Yesterday we looked at a beautiful picture by William Robinson Leigh (1866 –1955), a forgotten master at depicting the American West. Today we venture West once again with Leigh and his picture Afterglow Over the Zuni River.
During his trips West, Leigh would paint many small studies from nature. These pictures would later be used as reference materials for paintings executed in his New York studio. Leigh was able to incorporate the new technology of oil paint in tubes to work with relative ease outdoors and capture an initial impression and a sense of color. It is the opinion of Stephen Gjerston, author of Frontiers of Enchantment: The Outdoor Studies of William R. Leigh, that this practice of alla-prima color sketching accounts for much of the fine color of his studio work.
Leigh had a particular affinity for native Americans and their homes. During a sketching trip in the summer of 1906, he spent time in Zuni Indian and Pueblo country. In his journal Leigh wrote: I was eager to waste no time at all. I saw that I needed studies of everything, the vegetation, the rocks, the plains, mesas, sky, the Indians and their dwellings. Scores of studies. Dependable studies. I saw so far as possible I must be a sponge, soak up everything I saw … I started to paint, paint, paint.
Today we look at Afterglow Over the Zuni River. This is oil on canvas board, 13 x 17, currently residing at the Gilcrease Museum, Tulsa. By any yardstick, Afterglow is a remarkable picture.
Perhaps the most startling thing about the painting is that nothing is really the color that you expect it to be. This is perhaps the greatest pitfall that young artists make when attacking a landscape picture. The immediate assumption is that clouds are white, the sky is blue, grass is green and water transparent. However, any time spent in the outdoors open to the intoxication of color would give lie to those assumptions. Clouds are never just white, as grass is seldom only green or skies blue.
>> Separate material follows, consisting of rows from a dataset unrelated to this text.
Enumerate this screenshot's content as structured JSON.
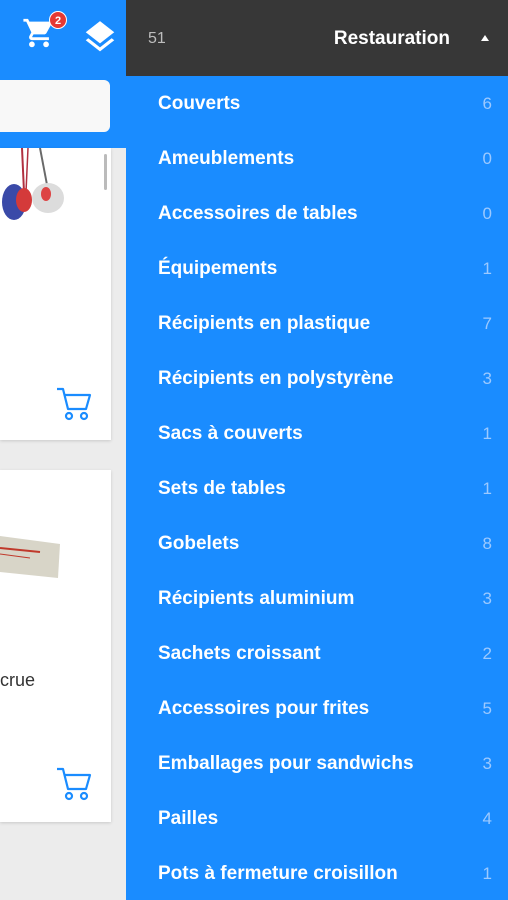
{
  "topbar": {
    "cart_badge": "2",
    "icons": {
      "cart": "cart-icon",
      "layers": "layers-icon"
    }
  },
  "search": {
    "value": ""
  },
  "cards": [
    {
      "title": "",
      "icon": "add-to-cart-icon"
    },
    {
      "title": "crue",
      "icon": "add-to-cart-icon"
    }
  ],
  "drawer": {
    "header": {
      "count": "51",
      "title": "Restauration",
      "icon": "caret-up-icon"
    },
    "items": [
      {
        "label": "Couverts",
        "count": "6"
      },
      {
        "label": "Ameublements",
        "count": "0"
      },
      {
        "label": "Accessoires de tables",
        "count": "0"
      },
      {
        "label": "Équipements",
        "count": "1"
      },
      {
        "label": "Récipients en plastique",
        "count": "7"
      },
      {
        "label": "Récipients en polystyrène",
        "count": "3"
      },
      {
        "label": "Sacs à couverts",
        "count": "1"
      },
      {
        "label": "Sets de tables",
        "count": "1"
      },
      {
        "label": "Gobelets",
        "count": "8"
      },
      {
        "label": "Récipients aluminium",
        "count": "3"
      },
      {
        "label": "Sachets croissant",
        "count": "2"
      },
      {
        "label": "Accessoires pour frites",
        "count": "5"
      },
      {
        "label": "Emballages pour sandwichs",
        "count": "3"
      },
      {
        "label": "Pailles",
        "count": "4"
      },
      {
        "label": "Pots à fermeture croisillon",
        "count": "1"
      }
    ]
  },
  "colors": {
    "primary": "#1a8cff",
    "header": "#373737",
    "badge": "#e53935",
    "count_text": "#9cc9ff"
  }
}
In fact, in some of the more beautiful spaces of the American West, the natural landscape is a riot of color more than equal to anything a Post Modernist could dream up.
Here at the Zuni River, dusk has rendered the landscape purple. Though the sky still holds some orange color from the setting (or already set) sun, the moon is out, a glowing scimitar in the sky. The clouds, the river and the sandy river bed are stained purple as well, though the water really flows with a myriad of colors as it reflects the varying shades of dusk.
The Zuni village in the background is still – most native peoples were asleep with the sun. However, the simple structures seem to be part of nature, as natural to the landscape as the river weeds Leigh uses to frame the image.
Afterglow is also a wonderfully evocative picture. I believe – aside from the splendid and inspired color – the reason it is so effective is because of his use of the moon and the star in the upper left hand corner. These celestial bodies provide a timeless sense to the picture – as if the Zuni River were part of an unending cosmos of creation and natural beauty.
What I find most fascinating about this picture is that, again, Leigh depicts the natural world in a fairly Impressionist manner; however, the moon and star have a sense of crystallization absent in Impressionism. They are so clear and so cleanly delineated that they could almost come from an illustrated book of celestial bodies. It is this mix of realism and a looser artistic style that I think is Leigh’s great accomplishment.
In the Zuni mythology, Awonawilona was the creator of the world, becoming the sun and making the Mother Earth and Father Sky, from whom all living creatures came. The quiet power of that ancient deity can be felt in the picture, a sense of transcendence just beyond our power to see.